On April 8, 2015, in Golden v. California Emergency Physicians Medical Group, the Ninth Circuit Court of Appeals broadly interpreted California’s statutory provisions regarding restrictive covenants in the context of reviewing a common clause included by employers in settlement agreements. Though the Court declined to decide the ultimate issue – the validity of “no reemployment” clauses – the Court’s broad reading of California’s restrictive covenant statute is alarming.
After he was let go from his employment with California Emergency Physicians Medical Group (“CEPMG”), Dr. Robert Golden (“Golden”) filed a lawsuit in state court alleging a number of statutory wrongful termination claims. After CEPMG removed the case, the parties reached an oral settlement agreement. Later on, CEPMG memorialized the oral agreement into a written settlement agreement, which contained a provision that precluded Golden from returning to work at CEPMG –i.e., a “no reemployment” clause. Specifically, the no reemployment clause at issue provided, in relevant part, that Golden waived all rights to employment with CEPMG or at any facility that CEPMG may own or with which it may contract in the future. The no reemployment clause further provided that if CEPMG contracted to provide services to, or acquires rights in, a facility that is an emergency room at which Golden was employed, the company had the right to terminate Golden, without incurring any liability.
Golden refused to sign the written settlement agreement and CEPMG moved to enforce it. Ultimately, a District Court ordered Golden to sign the settlement agreement, finding that it did not run afoul California law because it was not a non-compete agreement.

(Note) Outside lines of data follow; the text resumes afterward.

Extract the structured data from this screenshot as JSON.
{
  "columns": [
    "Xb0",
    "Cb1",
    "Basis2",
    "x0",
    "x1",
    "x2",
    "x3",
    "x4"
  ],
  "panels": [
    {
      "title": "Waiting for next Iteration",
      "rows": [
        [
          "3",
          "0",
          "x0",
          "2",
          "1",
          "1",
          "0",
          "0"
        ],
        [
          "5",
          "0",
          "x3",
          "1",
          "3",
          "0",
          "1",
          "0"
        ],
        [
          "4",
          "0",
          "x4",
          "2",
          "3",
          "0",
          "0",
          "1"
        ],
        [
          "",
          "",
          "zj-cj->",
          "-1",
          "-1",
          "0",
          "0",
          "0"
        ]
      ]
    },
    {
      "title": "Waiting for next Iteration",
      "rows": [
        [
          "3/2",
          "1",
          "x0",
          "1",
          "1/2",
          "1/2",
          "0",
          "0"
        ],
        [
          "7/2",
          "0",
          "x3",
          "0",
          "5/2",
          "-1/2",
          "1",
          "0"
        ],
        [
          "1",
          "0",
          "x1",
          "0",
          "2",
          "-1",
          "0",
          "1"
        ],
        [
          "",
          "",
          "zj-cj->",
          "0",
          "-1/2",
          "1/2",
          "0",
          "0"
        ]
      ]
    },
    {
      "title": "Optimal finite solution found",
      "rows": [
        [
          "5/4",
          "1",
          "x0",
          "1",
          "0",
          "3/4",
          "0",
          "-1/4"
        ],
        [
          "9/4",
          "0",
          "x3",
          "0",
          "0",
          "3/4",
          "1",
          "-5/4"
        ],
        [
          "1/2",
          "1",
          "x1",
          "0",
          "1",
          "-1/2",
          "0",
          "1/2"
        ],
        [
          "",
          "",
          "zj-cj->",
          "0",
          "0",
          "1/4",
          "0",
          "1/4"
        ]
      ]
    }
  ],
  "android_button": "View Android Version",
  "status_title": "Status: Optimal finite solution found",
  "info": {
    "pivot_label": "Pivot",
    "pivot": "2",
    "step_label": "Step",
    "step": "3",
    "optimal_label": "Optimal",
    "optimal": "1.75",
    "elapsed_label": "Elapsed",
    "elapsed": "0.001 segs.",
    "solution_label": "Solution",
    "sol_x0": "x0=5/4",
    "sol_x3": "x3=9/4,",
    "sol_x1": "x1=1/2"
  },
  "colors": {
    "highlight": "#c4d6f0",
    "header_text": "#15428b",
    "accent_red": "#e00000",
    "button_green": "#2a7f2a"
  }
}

Golden appealed.
Before the Ninth Circuit, Golden argued that the no reemployment provision in the settlement agreement violated California Business and Professions Code section 16600 (“Section 16600”), which contains California’s statutory restrictions on restrictive covenants. CEPMG argued that because the no reemployment provision was not a non-compete agreement – i.e., it did not preclude Golden from working for one of CEPMG’s competitors – it was not unlawful.
The majority of the three-judge panel held that the District Court’s interpretation of Section 16600 was incorrect. The Court noted that the California Supreme Court had not specifically addressed whether Section 16600 applied only to “typical so-called ‘non-compete covenants.’” However, it noted that the language of Section 16600 was extremely broad – making unlawful “every contract by which anyone is restricted from engaging in a lawful profession, trade, or business of any kind.” Examining the few exceptions that the California Legislature had carved out to Section 16600, the Court found that the context of the statute suggested that California had intended it to apply more broadly because of the particularity of the exceptions. The Ninth Circuit, thus, held that “the crux of the inquiry under [S]ection 16600 is not whether the contract constituted a covenant not to compete, but rather whether it imposes ‘a restraint of a substantial character’ regardless of ‘the form in which it is cast.’” Although the Court declined to determine, for itself, the exact boundaries of Section 16600, it remanded the case to the District Court for it to determine the validity of the agreement using a broader interpretation of Section 16600.
Infamously, California has some of the toughest limitations on restrictive covenants in the nation. Yet, employers have routinely included the type of provision at issue in Golden in employment settlement agreements, without concern.
It is unclear how Golden will be interpreted over time, particularly what restrictions courts may determine to be “of a substantial character.” Notably, the potential restraint on Golden as a result of the agreement was arguably more expansive than is typically the case, given CEPMG’s large market share and the potential for the immediate termination of Golden’s employment if CEPMG expanded. Nonetheless, Golden is a clear declaration that Section 16600 is not limited solely to traditional non-compete agreements.
Golden follows other recent decisions, enforcement actions and agency opinions which collectively have challenged the assumption that various common settlement and separation provisions are valid and enforceable. For example, as noted here,the EEOC has been challenging the validity of cooperation, non-disparagement, non-disclosure, and release provisions in separation agreements, arguing that they interfered with employees’ rights to file administrative charges and participate in EEOC investigations. Similarly, as noted here, the SEC recently for the first time used its enforcement powers under Rule 21F-17 of the Whistleblower provisions of the Dodd-Frank Act to impose a civil penalty on an employer for using a confidentiality agreement during internal investigations which, in the SEC’s opinion, restricted an employee’s ability to report potential securities violations. Finally, as discussed here, the NLRB has recently opined that handbook confidentiality provisions intended to protect confidential information and trade secrets may have the effect of unlawfully inhibiting employees from engaging in protected activities under the NLRA, such as discussing wages, criticizing management, publicly communicating about working conditions and discussing unionization.
These developments collectively challenge many of the benefits and protections afforded to employers by resolving disputes or potential disputes through separation, severance, release and settlement agreements. Employers should thus reevaluate the provisions they have traditionally used, to ultimately determine whether utilizing such agreements is indeed an effective deterrent against future potential disputes, or worth the potential litigation that may result from using language that is unlawful under Section 16600.